How would you describe the scent of tomato leaves?
Anyone who has grown a tomato will know what I mean. When we brush against the leaves of a tomato plant, a distinct scent wafts through the air; it gets on our clothes and on our hands. It stirs in our minds the anticipation of that first, red-ripe bite of garden-grown goodness.
In my mind, the scent of tomato leaves evokes words such as "earthy," "green," "fresh," "warm," "herbal", and "savory." Unmistakably...tomato-y! The scent alone, early in the season, is enough to trigger visions of tomato sandwiches... dancing in my head.
So it was interesting to read "What the Nose Knows by Heart," an article in The Washington Post last month. In it, writer DeNeen L. Brown noted the ways in which summertime scents evoke certain memories from our lives.
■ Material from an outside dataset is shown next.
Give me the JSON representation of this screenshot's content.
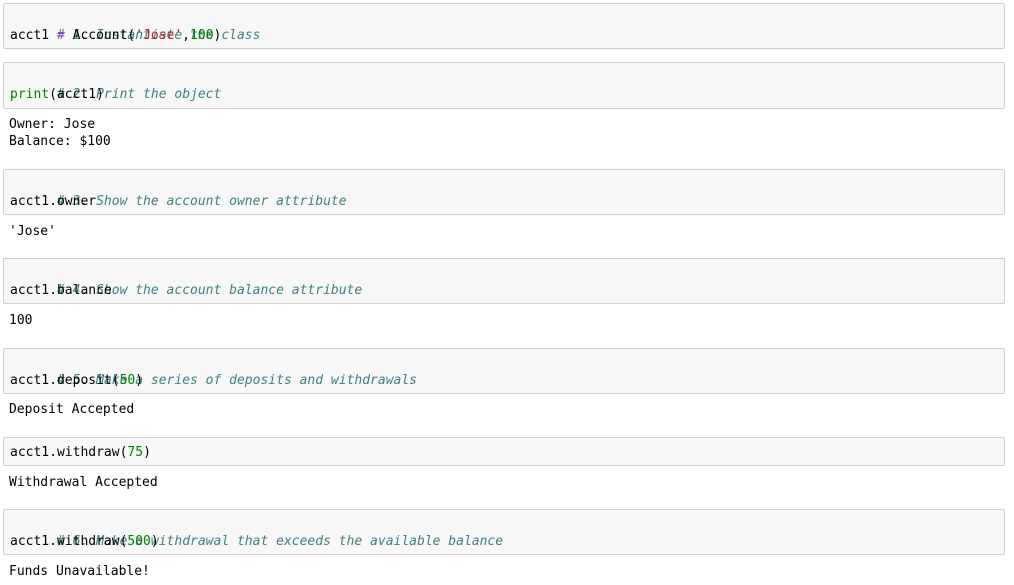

They might be good memories (the scent of watermelon, for example, reminding us of spitting seeds from the front porch), or they might be bad ones (like bug spray... and perhaps the terrible recollection of all those bites you got on a camping trip).
But how is it that we are able to recall these particular scents?
Here's an interesting quote from the article: "It has long baffled scientists who wonder how people remember smells despite the fact that 'each olfactory neuron in the epithelium' lives about 60 days."
Only 60 days?! So if the cells that enable us to remember certain scents die every 2 months, then how is it that we can recall our favorite scents?
I don't know how it all works, but I'm glad it does. On a blustery cold winter day, I'll be able to remember that warm, savory scent of tomato leaves. And with it, the pleasant memory of my summer garden.
Read the article: What the Nose Knows by Heart: Summertime Scents Make Memories -- Sweet or Not -- for a Lifetime, The Washington Post, August 17, 2006.